And when we take our thumbs off the scales, we can expect the scales to shift. We should already be treating nonhumans much better and, eventually, we might even need to prioritise their interests and needs over our own. We should start preparing for that possibility now.

Jeff Sebo, “Against human exceptionalism” at Aeon (May 5, 2022)

Thumbs off the scales? Of course, in the real world, there have been many cultures in which the king’s horse or dog or a sacred animal was worth the lives of several humans. If we don’t have that culture where we live, that is a moral advance, not a decline. Human rights is the thumb on the scale.

Anti-human exceptionalism advocates always manage to avoid the obvious point that we can and do oppose cruelty to animals without claiming that there is nothing special about being human.

Claiming that there is nothing special about being human — given the world we live in — is either a flight from reality or a journey into darker motives. Perhaps we need to look more carefully into the latter possibility. Wesley J. Smith has observed,

It should now be clear to everyone that very powerful forces have totally dedicated themselves for varying reasons to convincing us that we really aren’t all that important. Those who think otherwise had better answer the call to defend the intellectual ramparts. Much is at stake. Demolishing our self-perception as a uniquely valuable species would have very grave consequences, given that human exceptionalism is both the philosophical underpinning for human rights and the basis of our unique self-imposed duties to each other, posterity, and the natural world. Indeed, as the philosopher Mortimer Adler wrote many years ago in The Difference of Man and the Difference It Makes, if we dismantle the unique moral status accorded to human beings, universal human rights become impossible to sustain philosophically

Wesley J. Smith, In defense of human exceptionalism at First Things (July 5, 2007)

But is loss of human rights a bug or a feature?

Canadian commentator Mark Steyn isn’t at all sure. Citing the Davos “Great Reset” conferences, he writes,

“In the age of Covid and climate fanaticism, we have big under-reported news stories about the vulnerable elderly slaughtered en masse in so-called “care homes”, and small over-reported news stories about the appalling over-sixties having the biggest carbon footprints. You don’t have to be that paranoid to think that when Davos Man enthuses over “The Great Reset” he’s thinking about a world with a greatly reduced population.

Mark Steyn, “Culture of Death” at Steynonline (April 3, 2022)

While humans have endangered many species, it is also true that only humans can save them — because we are exceptional. Unless, perhaps, the real strategy underlying the war on human exceptionalism is to solve the problem simply by reducing the number of humans, as Steyn suggests. We shall see.

You may also wish to read: There is no escape from human exceptionalism.
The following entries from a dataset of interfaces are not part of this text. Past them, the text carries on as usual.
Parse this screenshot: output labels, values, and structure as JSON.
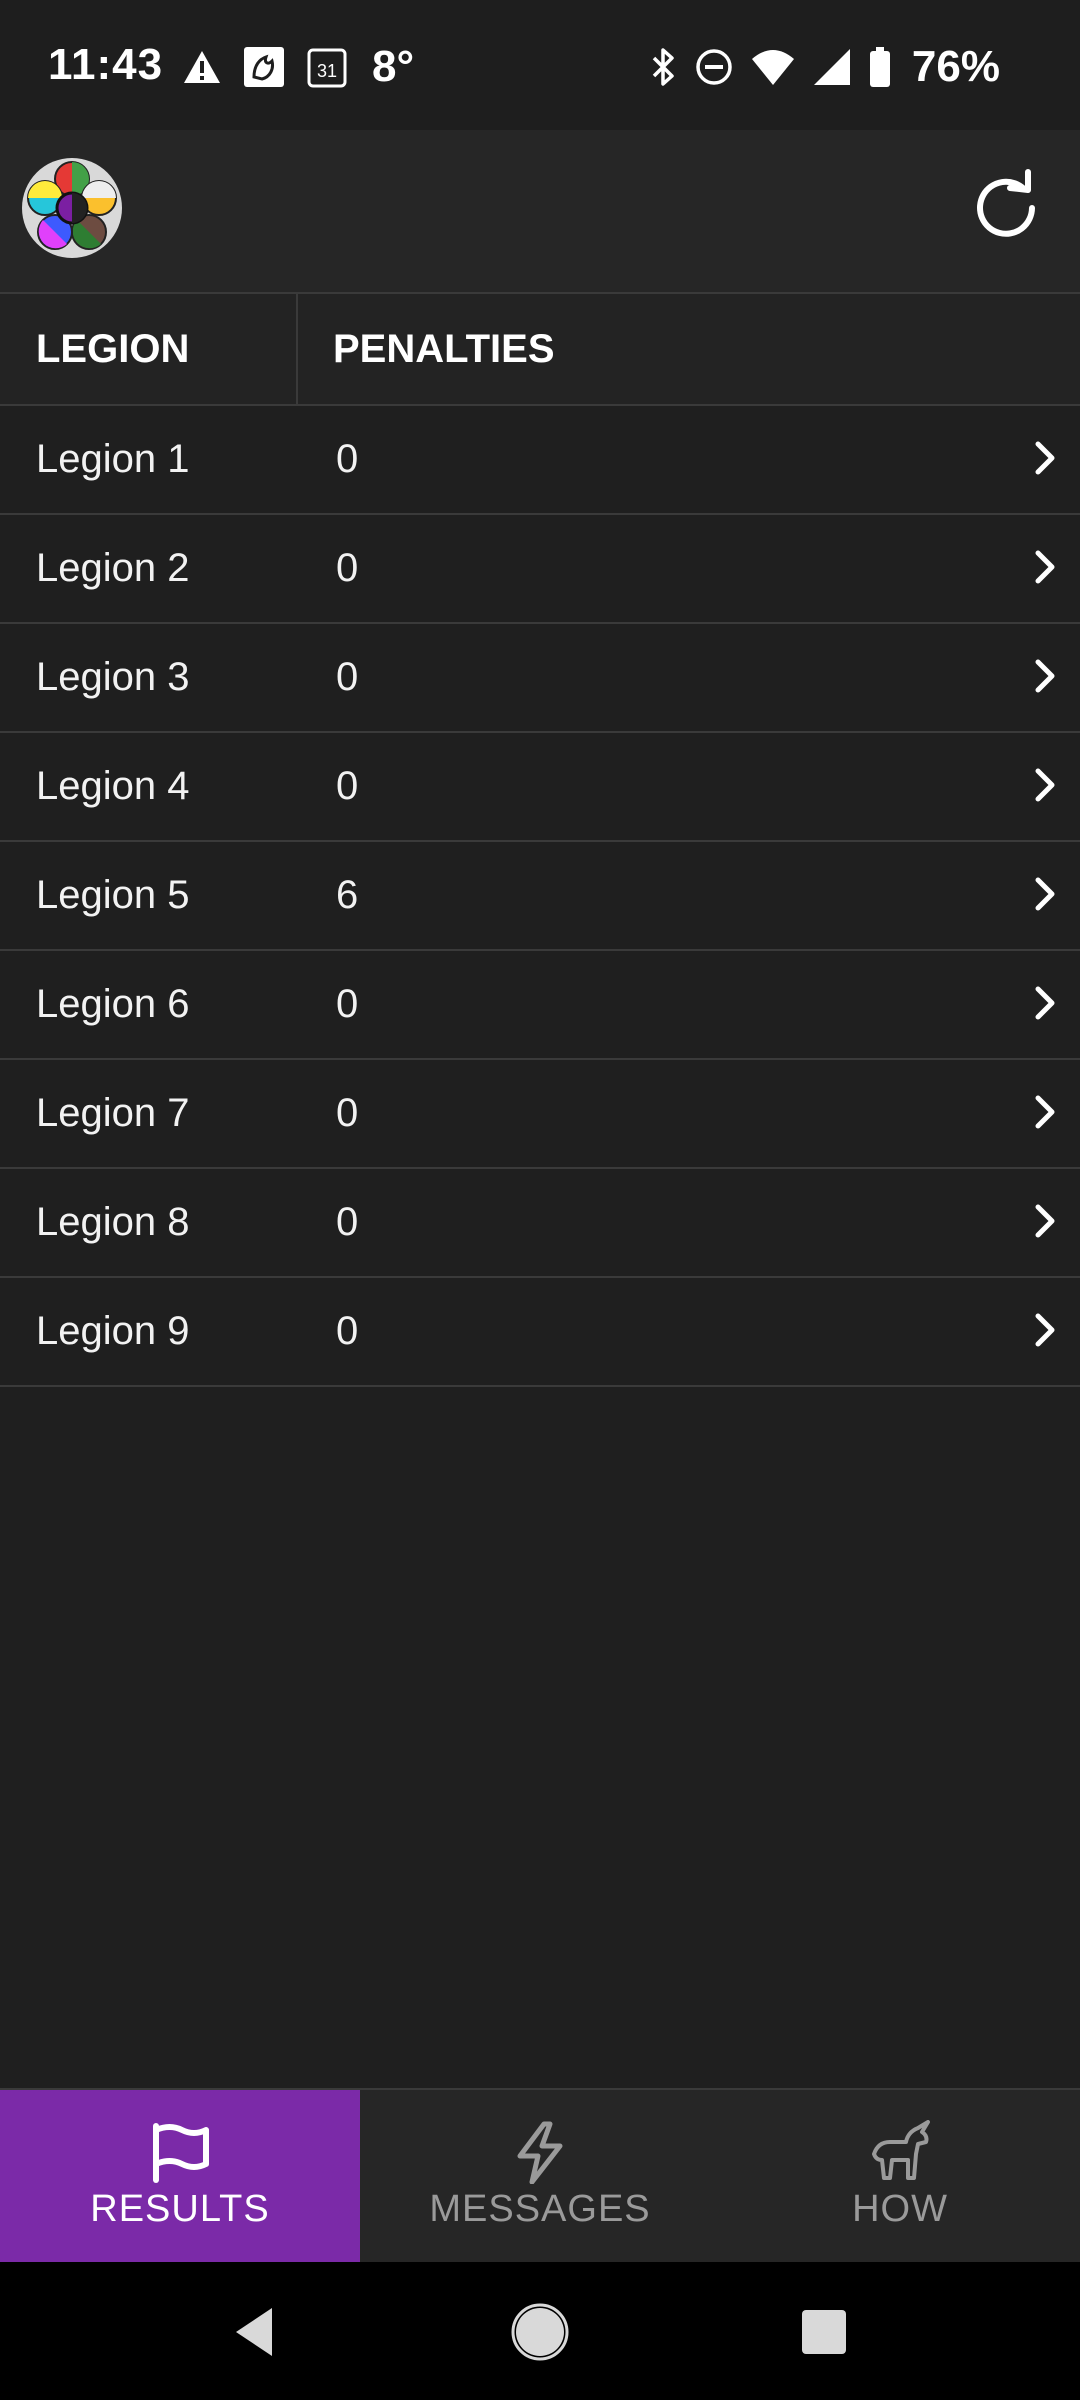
{
  "status_bar": {
    "time": "11:43",
    "temperature": "8°",
    "battery_percent": "76%",
    "left_icons": [
      "warning-icon",
      "app-notification-icon",
      "calendar-icon"
    ],
    "calendar_day": "31",
    "right_icons": [
      "bluetooth-icon",
      "do-not-disturb-icon",
      "wifi-icon",
      "cell-signal-icon",
      "battery-icon"
    ]
  },
  "header": {
    "logo_icon": "flower-logo-icon",
    "refresh_icon": "refresh-icon"
  },
  "table": {
    "columns": [
      "LEGION",
      "PENALTIES"
    ],
    "rows": [
      {
        "legion": "Legion 1",
        "penalties": "0"
      },
      {
        "legion": "Legion 2",
        "penalties": "0"
      },
      {
        "legion": "Legion 3",
        "penalties": "0"
      },
      {
        "legion": "Legion 4",
        "penalties": "0"
      },
      {
        "legion": "Legion 5",
        "penalties": "6"
      },
      {
        "legion": "Legion 6",
        "penalties": "0"
      },
      {
        "legion": "Legion 7",
        "penalties": "0"
      },
      {
        "legion": "Legion 8",
        "penalties": "0"
      },
      {
        "legion": "Legion 9",
        "penalties": "0"
      }
    ]
  },
  "bottom_nav": {
    "items": [
      {
        "label": "RESULTS",
        "icon": "flag-icon",
        "active": true
      },
      {
        "label": "MESSAGES",
        "icon": "lightning-icon",
        "active": false
      },
      {
        "label": "HOW",
        "icon": "unicorn-icon",
        "active": false
      }
    ]
  },
  "colors": {
    "background": "#1f1f1f",
    "header": "#262626",
    "accent": "#7b2aa8",
    "divider": "#3a3a3a",
    "inactive_text": "#9a9a9a"
  }
}
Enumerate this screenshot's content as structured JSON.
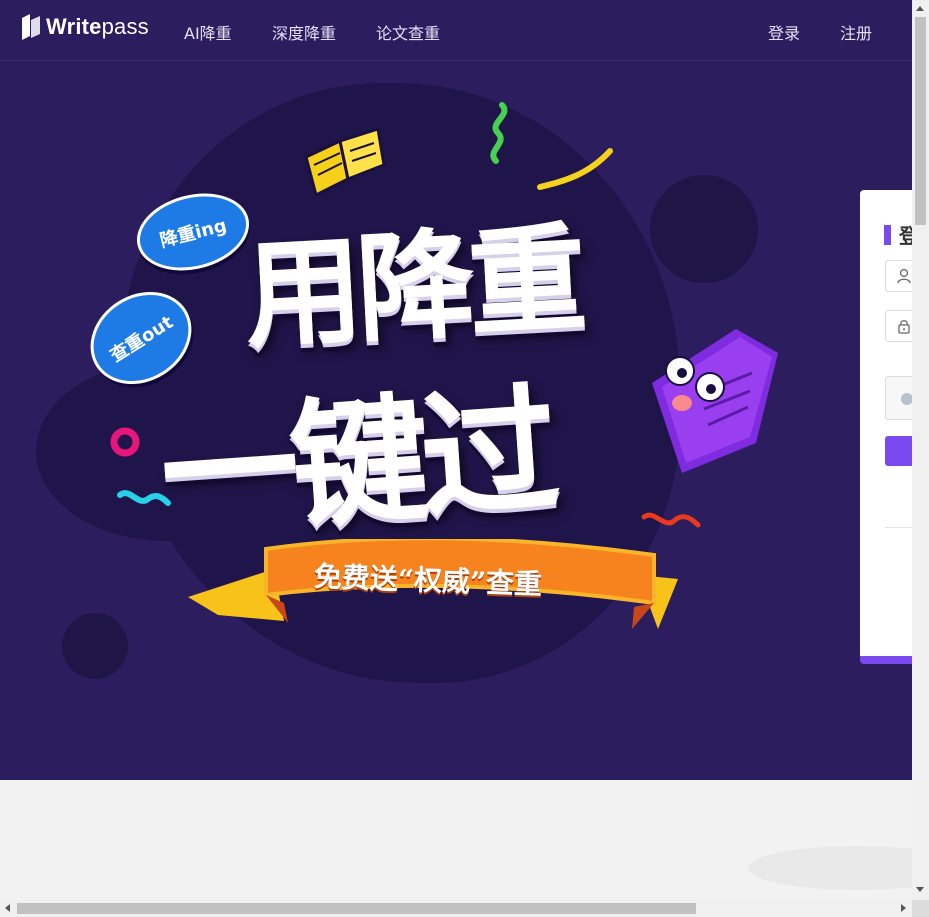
{
  "brand": {
    "name_bold": "Write",
    "name_light": "pass"
  },
  "nav": {
    "items": [
      {
        "label": "AI降重"
      },
      {
        "label": "深度降重"
      },
      {
        "label": "论文查重"
      }
    ],
    "login": "登录",
    "register": "注册"
  },
  "hero": {
    "line1": "用降重",
    "line2": "一键过",
    "bubble1": "降重ing",
    "bubble2": "查重out",
    "ribbon": "免费送“权威”查重"
  },
  "login_card": {
    "title_partial": "登"
  },
  "colors": {
    "nav_bg": "#2b1d5e",
    "accent": "#7a4af0",
    "ribbon": "#f7831f"
  }
}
Author Melanie Challenger thinks we should embrace our true animal nature. But that’s impossible. Animals can’t reason but humans can’t NOT reason. We just become bad humans by not reasoning. That’s why we are and will remain an exception. (Denyse O’Leary)

Denyse O'Leary

Denyse O'Leary is a freelance journalist based in Victoria, Canada. Specializing in faith and science issues, she has published two books on the topic: Faith@Science and By Design or by Chance? She has written for publications such as The Toronto Star, The Globe & Mail, and Canadian Living. She is co-author, with neuroscientist Mario Beauregard, of The Spiritual Brain: A Neuroscientist's Case for the Existence of the Soul. She received her degree in honors English language and literature.

Prof: We Shouldn’t Necessarily Value Humans Over Other Animals